▸ **PROBLEM**: Restate the following data in its entirety, word for word and without images.
※
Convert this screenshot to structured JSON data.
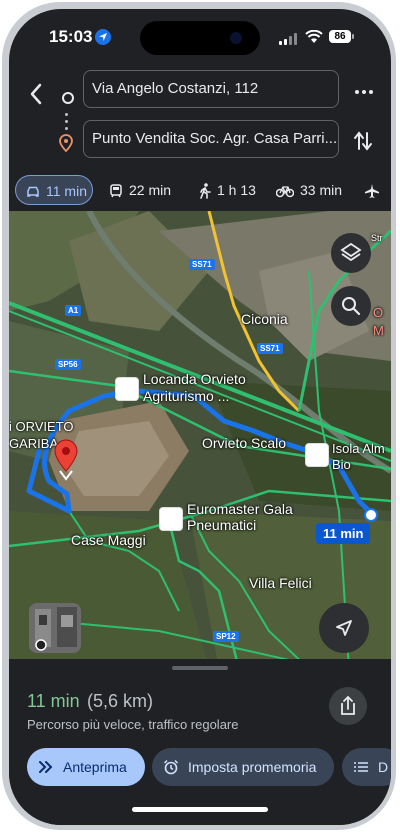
{
  "status_bar": {
    "time": "15:03",
    "battery": "86"
  },
  "directions": {
    "origin": "Via Angelo Costanzi, 112",
    "destination": "Punto Vendita Soc. Agr. Casa Parri..."
  },
  "modes": [
    {
      "icon": "car-icon",
      "label": "11 min",
      "active": true
    },
    {
      "icon": "train-icon",
      "label": "22 min"
    },
    {
      "icon": "walk-icon",
      "label": "1 h 13"
    },
    {
      "icon": "bike-icon",
      "label": "33 min"
    },
    {
      "icon": "plane-icon",
      "label": ""
    }
  ],
  "map": {
    "labels": {
      "ciconia": "Ciconia",
      "locanda": "Locanda Orvieto",
      "locanda2": "Agriturismo ...",
      "orvieto_scalo": "Orvieto Scalo",
      "isola": "Isola Alm",
      "isola2": "Bio",
      "orvieto": "i ORVIETO",
      "gariba": "GARIBA",
      "euromaster": "Euromaster Gala",
      "euromaster2": "Pneumatici",
      "case_maggi": "Case Maggi",
      "villa_felici": "Villa Felici",
      "edge_o": "O",
      "edge_m": "M",
      "edge_street": "Str"
    },
    "roads": {
      "ss71a": "SS71",
      "ss71b": "SS71",
      "a1": "A1",
      "sp56": "SP56",
      "sp12": "SP12"
    },
    "route_duration": "11 min"
  },
  "summary": {
    "eta": "11 min",
    "distance": "(5,6 km)",
    "description": "Percorso più veloce, traffico regolare"
  },
  "actions": {
    "preview": "Anteprima",
    "reminder": "Imposta promemoria",
    "steps": "D"
  },
  "colors": {
    "background": "#1f2124",
    "accent_blue": "#a8c7fa",
    "eta_green": "#81c995",
    "route_blue": "#1a73e8"
  }
}
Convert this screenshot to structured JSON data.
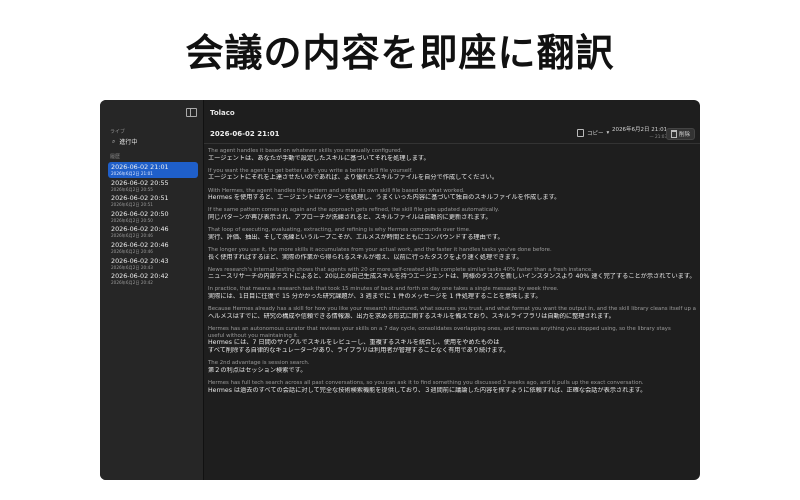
{
  "headline": "会議の内容を即座に翻訳",
  "app": {
    "title": "Tolaco"
  },
  "sidebar": {
    "live_section": "ライブ",
    "live_item": "進行中",
    "history_section": "履歴",
    "sessions": [
      {
        "title": "2026-06-02 21:01",
        "subtitle": "2026年6月2日 21:01",
        "active": true
      },
      {
        "title": "2026-06-02 20:55",
        "subtitle": "2026年6月2日 20:55"
      },
      {
        "title": "2026-06-02 20:51",
        "subtitle": "2026年6月2日 20:51"
      },
      {
        "title": "2026-06-02 20:50",
        "subtitle": "2026年6月2日 20:50"
      },
      {
        "title": "2026-06-02 20:46",
        "subtitle": "2026年6月2日 20:46"
      },
      {
        "title": "2026-06-02 20:46",
        "subtitle": "2026年6月2日 20:46"
      },
      {
        "title": "2026-06-02 20:43",
        "subtitle": "2026年6月2日 20:43"
      },
      {
        "title": "2026-06-02 20:42",
        "subtitle": "2026年6月2日 20:42"
      }
    ]
  },
  "toolbar": {
    "doc_title": "2026-06-02 21:01",
    "copy_label": "コピー",
    "date_main": "2026年6月2日 21:01",
    "date_sub": "— 21:03",
    "delete_label": "削除"
  },
  "transcript": [
    {
      "en": "The agent handles it based on whatever skills you manually configured.",
      "ja": "エージェントは、あなたが手動で設定したスキルに基づいてそれを処理します。"
    },
    {
      "en": "If you want the agent to get better at it, you write a better skill file yourself.",
      "ja": "エージェントにそれを上達させたいのであれば、より優れたスキルファイルを自分で作成してください。"
    },
    {
      "en": "With Hermes, the agent handles the pattern and writes its own skill file based on what worked.",
      "ja": "Hermes を使用すると、エージェントはパターンを処理し、うまくいった内容に基づいて独自のスキルファイルを作成します。"
    },
    {
      "en": "If the same pattern comes up again and the approach gets refined, the skill file gets updated automatically.",
      "ja": "同じパターンが再び表示され、アプローチが洗練されると、スキルファイルは自動的に更新されます。"
    },
    {
      "en": "That loop of executing, evaluating, extracting, and refining is why Hermes compounds over time.",
      "ja": "実行、評価、抽出、そして洗練というループこそが、エルメスが時間とともにコンパウンドする理由です。"
    },
    {
      "en": "The longer you use it, the more skills it accumulates from your actual work, and the faster it handles tasks you've done before.",
      "ja": "長く使用すればするほど、実際の作業から得られるスキルが増え、以前に行ったタスクをより速く処理できます。"
    },
    {
      "en": "News research's internal testing shows that agents with 20 or more self-created skills complete similar tasks 40% faster than a fresh instance.",
      "ja": "ニュースリサーチの内部テストによると、20以上の自己生成スキルを持つエージェントは、同様のタスクを新しいインスタンスより 40% 速く完了することが示されています。"
    },
    {
      "en": "In practice, that means a research task that took 15 minutes of back and forth on day one takes a single message by week three.",
      "ja": "実際には、1日目に往復で 15 分かかった研究課題が、3 週までに 1 件のメッセージを 1 件処理することを意味します。"
    },
    {
      "en": "Because Hermes already has a skill for how you like your research structured, what sources you trust, and what format you want the output in, and the skill library cleans itself up automatically.",
      "ja": "ヘルメスはすでに、研究の構成や信頼できる情報源、出力を求める形式に関するスキルを備えており、スキルライブラリは自動的に整理されます。"
    },
    {
      "en": "Hermes has an autonomous curator that reviews your skills on a 7 day cycle, consolidates overlapping ones, and removes anything you stopped using, so the library stays",
      "en2": "useful without you maintaining it.",
      "ja": "Hermes には、7 日間のサイクルでスキルをレビューし、重複するスキルを統合し、使用をやめたものは",
      "ja2": "すべて削除する自律的なキュレーターがあり、ライブラリは利用者が管理することなく有用であり続けます。"
    },
    {
      "en": "The 2nd advantage is session search.",
      "ja": "第２の利点はセッション検索です。"
    },
    {
      "en": "Hermes has full tech search across all past conversations, so you can ask it to find something you discussed 3 weeks ago, and it pulls up the exact conversation.",
      "ja": "Hermes は過去のすべての会話に対して完全な技術検索機能を提供しており、３週間前に議論した内容を探すように依頼すれば、正確な会話が表示されます。"
    }
  ]
}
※
▸ **RESULT OF THIS TASK**:
Convert this screenshot to structured JSON data.
{
  "status_bar": {
    "time": "15:03",
    "battery": "86"
  },
  "directions": {
    "origin": "Via Angelo Costanzi, 112",
    "destination": "Punto Vendita Soc. Agr. Casa Parri..."
  },
  "modes": [
    {
      "icon": "car-icon",
      "label": "11 min",
      "active": true
    },
    {
      "icon": "train-icon",
      "label": "22 min"
    },
    {
      "icon": "walk-icon",
      "label": "1 h 13"
    },
    {
      "icon": "bike-icon",
      "label": "33 min"
    },
    {
      "icon": "plane-icon",
      "label": ""
    }
  ],
  "map": {
    "labels": {
      "ciconia": "Ciconia",
      "locanda": "Locanda Orvieto",
      "locanda2": "Agriturismo ...",
      "orvieto_scalo": "Orvieto Scalo",
      "isola": "Isola Alm",
      "isola2": "Bio",
      "orvieto": "i ORVIETO",
      "gariba": "GARIBA",
      "euromaster": "Euromaster Gala",
      "euromaster2": "Pneumatici",
      "case_maggi": "Case Maggi",
      "villa_felici": "Villa Felici",
      "edge_o": "O",
      "edge_m": "M",
      "edge_street": "Str"
    },
    "roads": {
      "ss71a": "SS71",
      "ss71b": "SS71",
      "a1": "A1",
      "sp56": "SP56",
      "sp12": "SP12"
    },
    "route_duration": "11 min"
  },
  "summary": {
    "eta": "11 min",
    "distance": "(5,6 km)",
    "description": "Percorso più veloce, traffico regolare"
  },
  "actions": {
    "preview": "Anteprima",
    "reminder": "Imposta promemoria",
    "steps": "D"
  },
  "colors": {
    "background": "#1f2124",
    "accent_blue": "#a8c7fa",
    "eta_green": "#81c995",
    "route_blue": "#1a73e8"
  }
}
Convert this screenshot to structured JSON data.
{
  "headline": "会議の内容を即座に翻訳",
  "app": {
    "title": "Tolaco"
  },
  "sidebar": {
    "live_section": "ライブ",
    "live_item": "進行中",
    "history_section": "履歴",
    "sessions": [
      {
        "title": "2026-06-02 21:01",
        "subtitle": "2026年6月2日 21:01",
        "active": true
      },
      {
        "title": "2026-06-02 20:55",
        "subtitle": "2026年6月2日 20:55"
      },
      {
        "title": "2026-06-02 20:51",
        "subtitle": "2026年6月2日 20:51"
      },
      {
        "title": "2026-06-02 20:50",
        "subtitle": "2026年6月2日 20:50"
      },
      {
        "title": "2026-06-02 20:46",
        "subtitle": "2026年6月2日 20:46"
      },
      {
        "title": "2026-06-02 20:46",
        "subtitle": "2026年6月2日 20:46"
      },
      {
        "title": "2026-06-02 20:43",
        "subtitle": "2026年6月2日 20:43"
      },
      {
        "title": "2026-06-02 20:42",
        "subtitle": "2026年6月2日 20:42"
      }
    ]
  },
  "toolbar": {
    "doc_title": "2026-06-02 21:01",
    "copy_label": "コピー",
    "date_main": "2026年6月2日 21:01",
    "date_sub": "— 21:03",
    "delete_label": "削除"
  },
  "transcript": [
    {
      "en": "The agent handles it based on whatever skills you manually configured.",
      "ja": "エージェントは、あなたが手動で設定したスキルに基づいてそれを処理します。"
    },
    {
      "en": "If you want the agent to get better at it, you write a better skill file yourself.",
      "ja": "エージェントにそれを上達させたいのであれば、より優れたスキルファイルを自分で作成してください。"
    },
    {
      "en": "With Hermes, the agent handles the pattern and writes its own skill file based on what worked.",
      "ja": "Hermes を使用すると、エージェントはパターンを処理し、うまくいった内容に基づいて独自のスキルファイルを作成します。"
    },
    {
      "en": "If the same pattern comes up again and the approach gets refined, the skill file gets updated automatically.",
      "ja": "同じパターンが再び表示され、アプローチが洗練されると、スキルファイルは自動的に更新されます。"
    },
    {
      "en": "That loop of executing, evaluating, extracting, and refining is why Hermes compounds over time.",
      "ja": "実行、評価、抽出、そして洗練というループこそが、エルメスが時間とともにコンパウンドする理由です。"
    },
    {
      "en": "The longer you use it, the more skills it accumulates from your actual work, and the faster it handles tasks you've done before.",
      "ja": "長く使用すればするほど、実際の作業から得られるスキルが増え、以前に行ったタスクをより速く処理できます。"
    },
    {
      "en": "News research's internal testing shows that agents with 20 or more self-created skills complete similar tasks 40% faster than a fresh instance.",
      "ja": "ニュースリサーチの内部テストによると、20以上の自己生成スキルを持つエージェントは、同様のタスクを新しいインスタンスより 40% 速く完了することが示されています。"
    },
    {
      "en": "In practice, that means a research task that took 15 minutes of back and forth on day one takes a single message by week three.",
      "ja": "実際には、1日目に往復で 15 分かかった研究課題が、3 週までに 1 件のメッセージを 1 件処理することを意味します。"
    },
    {
      "en": "Because Hermes already has a skill for how you like your research structured, what sources you trust, and what format you want the output in, and the skill library cleans itself up automatically.",
      "ja": "ヘルメスはすでに、研究の構成や信頼できる情報源、出力を求める形式に関するスキルを備えており、スキルライブラリは自動的に整理されます。"
    },
    {
      "en": "Hermes has an autonomous curator that reviews your skills on a 7 day cycle, consolidates overlapping ones, and removes anything you stopped using, so the library stays",
      "en2": "useful without you maintaining it.",
      "ja": "Hermes には、7 日間のサイクルでスキルをレビューし、重複するスキルを統合し、使用をやめたものは",
      "ja2": "すべて削除する自律的なキュレーターがあり、ライブラリは利用者が管理することなく有用であり続けます。"
    },
    {
      "en": "The 2nd advantage is session search.",
      "ja": "第２の利点はセッション検索です。"
    },
    {
      "en": "Hermes has full tech search across all past conversations, so you can ask it to find something you discussed 3 weeks ago, and it pulls up the exact conversation.",
      "ja": "Hermes は過去のすべての会話に対して完全な技術検索機能を提供しており、３週間前に議論した内容を探すように依頼すれば、正確な会話が表示されます。"
    }
  ]
}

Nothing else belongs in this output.